“If a Muslim majority area can remain a part of India, the raison d’etre of Pakistan collapses,” wrote former Pakistan premier Zulfikar Ali Bhutto in The Myth of Independence, a book published in 1969. Bhutto, back then, was talking purely in terms of Kashmir, not just any Muslim-majority area in India. Half a century since then, Pakistan’s proverbial raison d’etre has indeed collapsed with India revoking the special status granted to Jammu and Kashmir under Article 370.
The revocation that came on August 5, among other things, also made it clear that Kashmir was no longer a bilateral issue. It soon became clear to Pakistan that the term ‘global community’ is a ‘global myth’. The world that was globalised on the pretext of establishing peace in the aftermath of World War II, is now driven by trade relations between nations. In this trade-driven world, India’s 133-crore-people-powered market scores over Pakistan’s economy dependent on doles from China, Saudi Arabia and UAE.
The ‘Kashmir banega Pakistan’ reverie was the staple on which Pakistani children grew for decades. Regimes, both democratically elected and undemocratically installed, used February 5 to tell Pakistani awaam that Ghazwa-e-Hind was no delusion rooted in Hadith but a prophecy whose time had come. Calling it Kashmir Solidarity Day, Pakistani regimes used February 5 to remind Pakistanis that Kashmiri Muslims were oppressed and it was incumbent upon Pakistan to be their saviour.
Pakistan cricket team playing in Srinagar, Virat Kohli playing for Pakistan. Just some regular delusions, nothing else. pic.twitter.com/swBnUp3ShM— Naila Inayat नायला इनायत (@nailainayat) September 4, 2019
A practice that remained unchanged despite regime changes in Pakistan was tableaux criss-crossing roads on Kashmir Solidarity Day showing innocent Kashmiri people going about life merrily when Indian army personnel would emerge from nowhere wrecking havoc on them.
February 5 became the day Pakistanis were reminded of the larger cause their representatives were faced with — ‘saving Kashmiris from India’. The larger cause helped push into oblivion the minor causes of the Pashtuns, Baloch and Hazaras among others.
At a time when right-wing governments are taking over countries and nations are turning to inward-looking nationalism, Pakistan is struggling to find the adhesive to build its nationalism project.
The foundations of the nationalism project in Pakistan were shaky from the word go.
When Pakistan emerged on the world map as an independent state, it had a heterogeneous cultural, religious and geographical mix. It was the only country which was separated by 1,000 miles, with religion being the common bond between the western and eastern wings of Pakistan. But Pakistan became the first country in the post-colonial world to disintegrate on the basis of ethnic nationalism. The disintegration came when Urdu was imposed on the Bengali nationalism of East Pakistan.
Pakistan is perhaps the only country where the national language, Urdu, is spoken by no more than 10 per cent of the population. Regions such as Sindh have been demanding, for a long time, that their languages be recognised as the national language too.
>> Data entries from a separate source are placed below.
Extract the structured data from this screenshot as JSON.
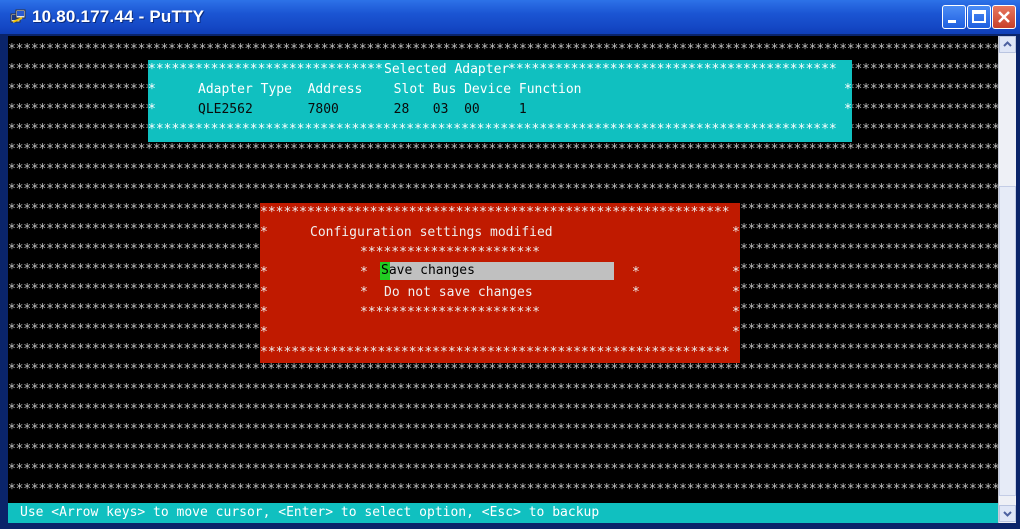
{
  "window": {
    "title": "10.80.177.44 - PuTTY"
  },
  "colors": {
    "cyan_panel": "#10c0c0",
    "red_panel": "#c01a00",
    "terminal_bg": "#000000",
    "cursor": "#22cc22",
    "highlight": "#c0c0c0"
  },
  "icons": {
    "app": "putty-icon",
    "minimize": "minimize-icon",
    "maximize": "maximize-icon",
    "close": "close-icon",
    "scroll_up": "scroll-up-icon",
    "scroll_down": "scroll-down-icon"
  },
  "adapter": {
    "heading": "Selected Adapter",
    "header_line": "Adapter Type  Address    Slot Bus Device Function",
    "values_line": "QLE2562       7800       28   03  00     1"
  },
  "dialog": {
    "heading": "Configuration settings modified",
    "options": [
      "Save changes",
      "Do not save changes"
    ],
    "selected_index": 0
  },
  "status": "Use <Arrow keys> to move cursor, <Enter> to select option, <Esc> to backup"
}
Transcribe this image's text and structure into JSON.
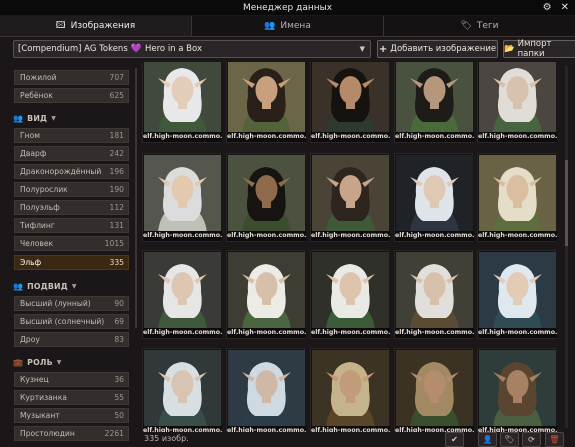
{
  "window": {
    "title": "Менеджер данных"
  },
  "tabs": [
    {
      "label": "Изображения",
      "icon": "image-icon"
    },
    {
      "label": "Имена",
      "icon": "users-icon"
    },
    {
      "label": "Теги",
      "icon": "tag-icon"
    }
  ],
  "toolbar": {
    "compendium": {
      "prefix": "[Compendium] AG Tokens",
      "suffix": "Hero in a Box"
    },
    "add_image_label": "Добавить изображение",
    "import_folder_label": "Импорт папки"
  },
  "sidebar": {
    "age_items": [
      {
        "label": "Пожилой",
        "count": "707"
      },
      {
        "label": "Ребёнок",
        "count": "625"
      }
    ],
    "species": {
      "heading": "ВИД",
      "items": [
        {
          "label": "Гном",
          "count": "181"
        },
        {
          "label": "Дварф",
          "count": "242"
        },
        {
          "label": "Драконорождённый",
          "count": "196"
        },
        {
          "label": "Полурослик",
          "count": "190"
        },
        {
          "label": "Полуэльф",
          "count": "112"
        },
        {
          "label": "Тифлинг",
          "count": "131"
        },
        {
          "label": "Человек",
          "count": "1015"
        },
        {
          "label": "Эльф",
          "count": "335",
          "selected": true
        }
      ]
    },
    "subspecies": {
      "heading": "ПОДВИД",
      "items": [
        {
          "label": "Высший (лунный)",
          "count": "90"
        },
        {
          "label": "Высший (солнечный)",
          "count": "69"
        },
        {
          "label": "Дроу",
          "count": "83"
        }
      ]
    },
    "role": {
      "heading": "РОЛЬ",
      "items": [
        {
          "label": "Кузнец",
          "count": "36"
        },
        {
          "label": "Куртизанка",
          "count": "55"
        },
        {
          "label": "Музыкант",
          "count": "50"
        },
        {
          "label": "Простолюдин",
          "count": "2261"
        }
      ]
    }
  },
  "grid": {
    "caption": "elf.high-moon.commo...",
    "portraits": [
      {
        "bg": "#3f4a3c",
        "hair": "#e8e8ea",
        "skin": "#e4cdb8",
        "cloth": "#3e5a3a"
      },
      {
        "bg": "#6c6648",
        "hair": "#2a201a",
        "skin": "#c9a07e",
        "cloth": "#55633b"
      },
      {
        "bg": "#3a3128",
        "hair": "#161210",
        "skin": "#b58a6a",
        "cloth": "#2e3a2c"
      },
      {
        "bg": "#48523e",
        "hair": "#1d1c18",
        "skin": "#b7977c",
        "cloth": "#4b6a3b"
      },
      {
        "bg": "#4b4740",
        "hair": "#e0ddd8",
        "skin": "#d8c2ae",
        "cloth": "#476640"
      },
      {
        "bg": "#55574e",
        "hair": "#dcdcdc",
        "skin": "#e2c9b0",
        "cloth": "#bfc0b8"
      },
      {
        "bg": "#4b5240",
        "hair": "#171310",
        "skin": "#8f6b4e",
        "cloth": "#3a4d2c"
      },
      {
        "bg": "#4a4436",
        "hair": "#2e261e",
        "skin": "#c8a488",
        "cloth": "#3e5a37"
      },
      {
        "bg": "#1f2328",
        "hair": "#dfe4ea",
        "skin": "#e0c9b4",
        "cloth": "#2d3540"
      },
      {
        "bg": "#6a6245",
        "hair": "#e4ddc8",
        "skin": "#d9bfa0",
        "cloth": "#5e6e3e"
      },
      {
        "bg": "#3a3a36",
        "hair": "#e6e6e6",
        "skin": "#ddc6b2",
        "cloth": "#3f5a3a"
      },
      {
        "bg": "#3e3d33",
        "hair": "#ecebe6",
        "skin": "#d7c0aa",
        "cloth": "#4b6540"
      },
      {
        "bg": "#2f302a",
        "hair": "#e9e9e6",
        "skin": "#ddc4ad",
        "cloth": "#3b5c37"
      },
      {
        "bg": "#404036",
        "hair": "#e1dfdb",
        "skin": "#d8c1aa",
        "cloth": "#5b4b32"
      },
      {
        "bg": "#2c3a45",
        "hair": "#dfe8ef",
        "skin": "#e2ccb6",
        "cloth": "#2f4c55"
      },
      {
        "bg": "#31383a",
        "hair": "#d8dfe3",
        "skin": "#d8c4b2",
        "cloth": "#384c48"
      },
      {
        "bg": "#2e3a44",
        "hair": "#cfd9e2",
        "skin": "#cfb9a6",
        "cloth": "#2a3d48"
      },
      {
        "bg": "#3c3325",
        "hair": "#c5b48a",
        "skin": "#c29c78",
        "cloth": "#5a4528"
      },
      {
        "bg": "#3b3224",
        "hair": "#a18a62",
        "skin": "#b48e6a",
        "cloth": "#3a4d2c"
      },
      {
        "bg": "#2e3c3c",
        "hair": "#5a4630",
        "skin": "#a88062",
        "cloth": "#4a5e40"
      }
    ]
  },
  "footer": {
    "count_text": "335 изобр."
  }
}
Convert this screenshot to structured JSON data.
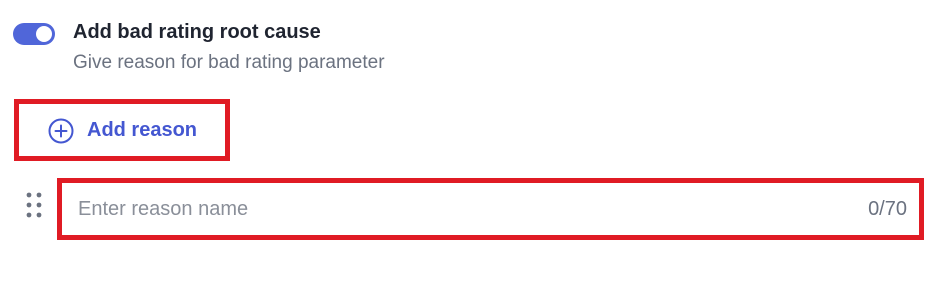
{
  "setting": {
    "toggle_on": true,
    "title": "Add bad rating root cause",
    "subtitle": "Give reason for bad rating parameter"
  },
  "add_reason": {
    "label": "Add reason",
    "icon": "plus-circle-icon"
  },
  "reason_field": {
    "placeholder": "Enter reason name",
    "value": "",
    "counter": "0/70"
  },
  "colors": {
    "accent": "#4457d1",
    "toggle": "#5066d9",
    "highlight": "#e01b24"
  }
}
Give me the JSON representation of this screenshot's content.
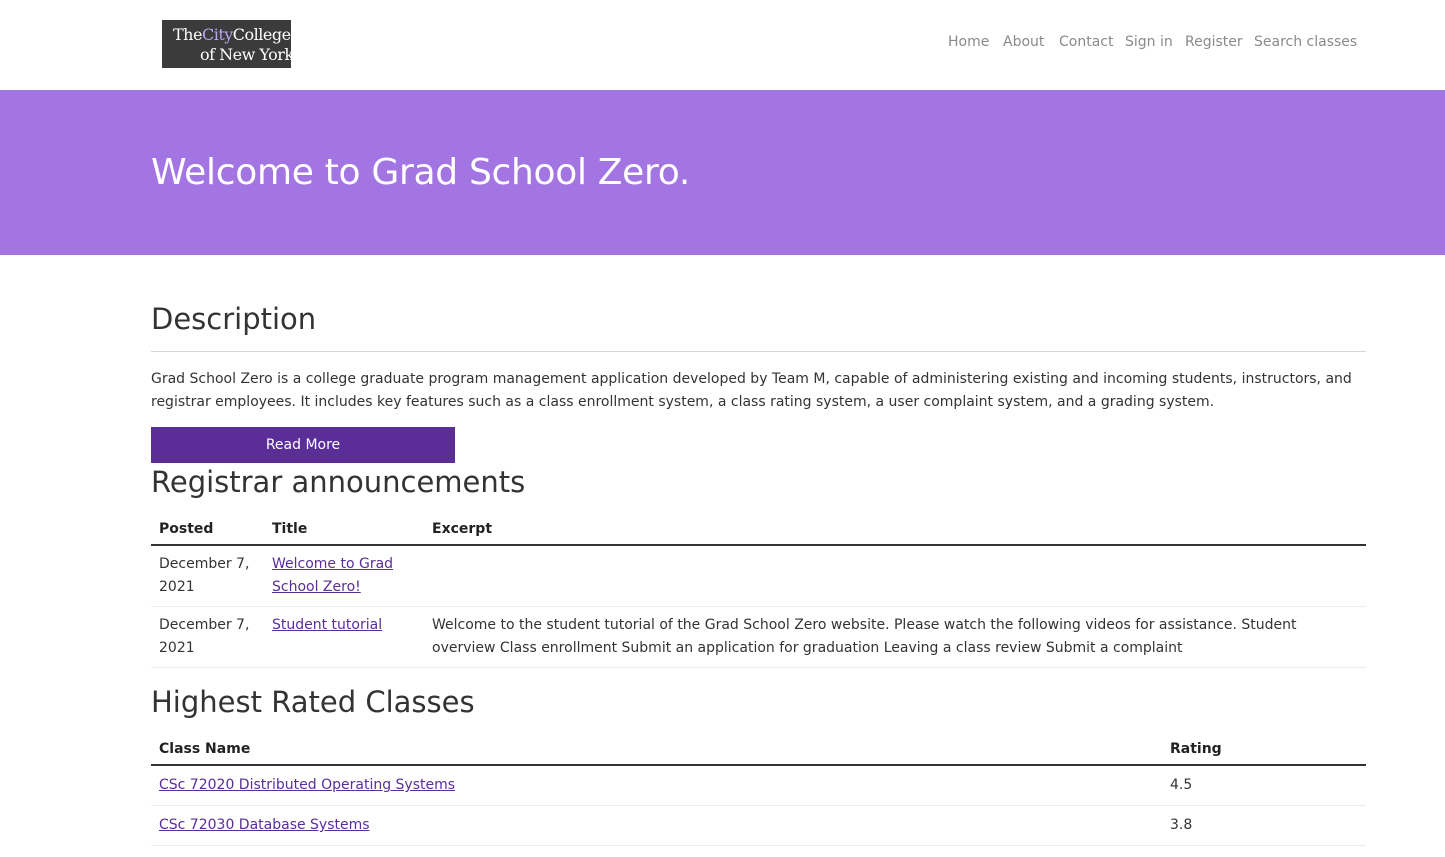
{
  "logo": {
    "line1_pre": "The",
    "line1_city": "City",
    "line1_post": "College",
    "line2": "of New York"
  },
  "nav": {
    "items": [
      {
        "label": "Home"
      },
      {
        "label": "About"
      },
      {
        "label": "Contact"
      },
      {
        "label": "Sign in"
      },
      {
        "label": "Register"
      },
      {
        "label": "Search classes"
      }
    ]
  },
  "hero": {
    "title": "Welcome to Grad School Zero.",
    "background": "#a275e2"
  },
  "description": {
    "title": "Description",
    "text": "Grad School Zero is a college graduate program management application developed by Team M, capable of administering existing and incoming students, instructors, and registrar employees. It includes key features such as a class enrollment system, a class rating system, a user complaint system, and a grading system.",
    "button_label": "Read More",
    "button_color": "#5a2d97"
  },
  "announcements": {
    "title": "Registrar announcements",
    "columns": [
      "Posted",
      "Title",
      "Excerpt"
    ],
    "rows": [
      {
        "posted": "December 7, 2021",
        "title": "Welcome to Grad School Zero!",
        "excerpt": ""
      },
      {
        "posted": "December 7, 2021",
        "title": "Student tutorial",
        "excerpt": "Welcome to the student tutorial of the Grad School Zero website. Please watch the following videos for assistance. Student overview Class enrollment Submit an application for graduation Leaving a class review Submit a complaint"
      }
    ]
  },
  "classes": {
    "title": "Highest Rated Classes",
    "columns": [
      "Class Name",
      "Rating"
    ],
    "rows": [
      {
        "name": "CSc 72020 Distributed Operating Systems",
        "rating": "4.5"
      },
      {
        "name": "CSc 72030 Database Systems",
        "rating": "3.8"
      }
    ]
  }
}
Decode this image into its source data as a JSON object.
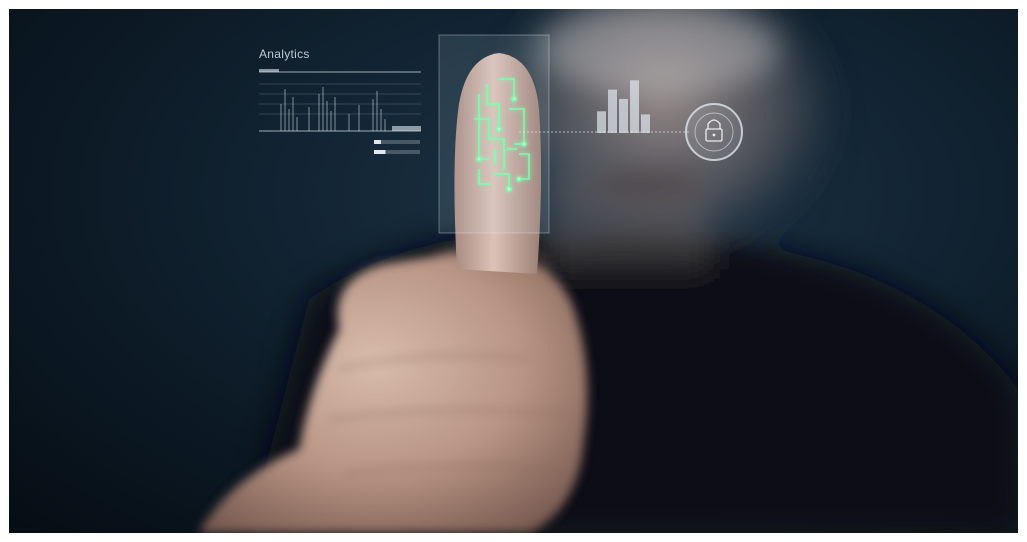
{
  "overlay": {
    "analytics_title": "Analytics",
    "chart_bars": [
      0.35,
      0.7,
      0.55,
      0.85,
      0.3
    ],
    "progress_bars": [
      0.15,
      0.25
    ],
    "lock_icon": "padlock-icon"
  },
  "colors": {
    "background_dark": "#0a1620",
    "hud_light": "#dfe7ee",
    "fingerprint_green": "#7cffb0",
    "shirt": "#0c1116",
    "skin": "#c9a996"
  }
}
Surprisingly, successive regimes in Pakistan did not try to build a unique brand of Pakistani nationalism; making religion instead the dominant identity. Ridden by sectarianism, religion has only further divided Pakistan. Religion in any case is antithetical to nationalism.
The only thing Pakistani rulers did was to try and make people rally behind the Kashmir cause. That cause has suddenly been lost. Pakistan did not see this coming, much like many in India did not fathom it.
But the realisation that the decision of August 5 can’t be reversed has settled in. The admission that the development has been accepted as fait accompli, has come from none less than Pakistani President Arif Alvi, who said, "Kashmir on the Indian side is now part of India. We have to protect Azad Kashmir."
This realisation could perhaps turn things around for Pakistan. Pakistan’s army generals enjoyed unbridled power because people believed in Kashmir’s cause. It allowed the generals to steer not just the country’s security policy, but also its foreign policy.
When the myth of Ghazwa-e-Hind is busted, people will also realise the futility of jihadists who were supposed to be the foot soldiers in the conquest of the Indian subcontinent.
It is then that Pakistani regimes would be forced to rewrite books that so far focused on institutionalising hatred towards India in children. The revocation of Article 370 in Jammu and Kashmir is an opportunity for Pakistan to write its destiny from scratch — in solidarity with its own people.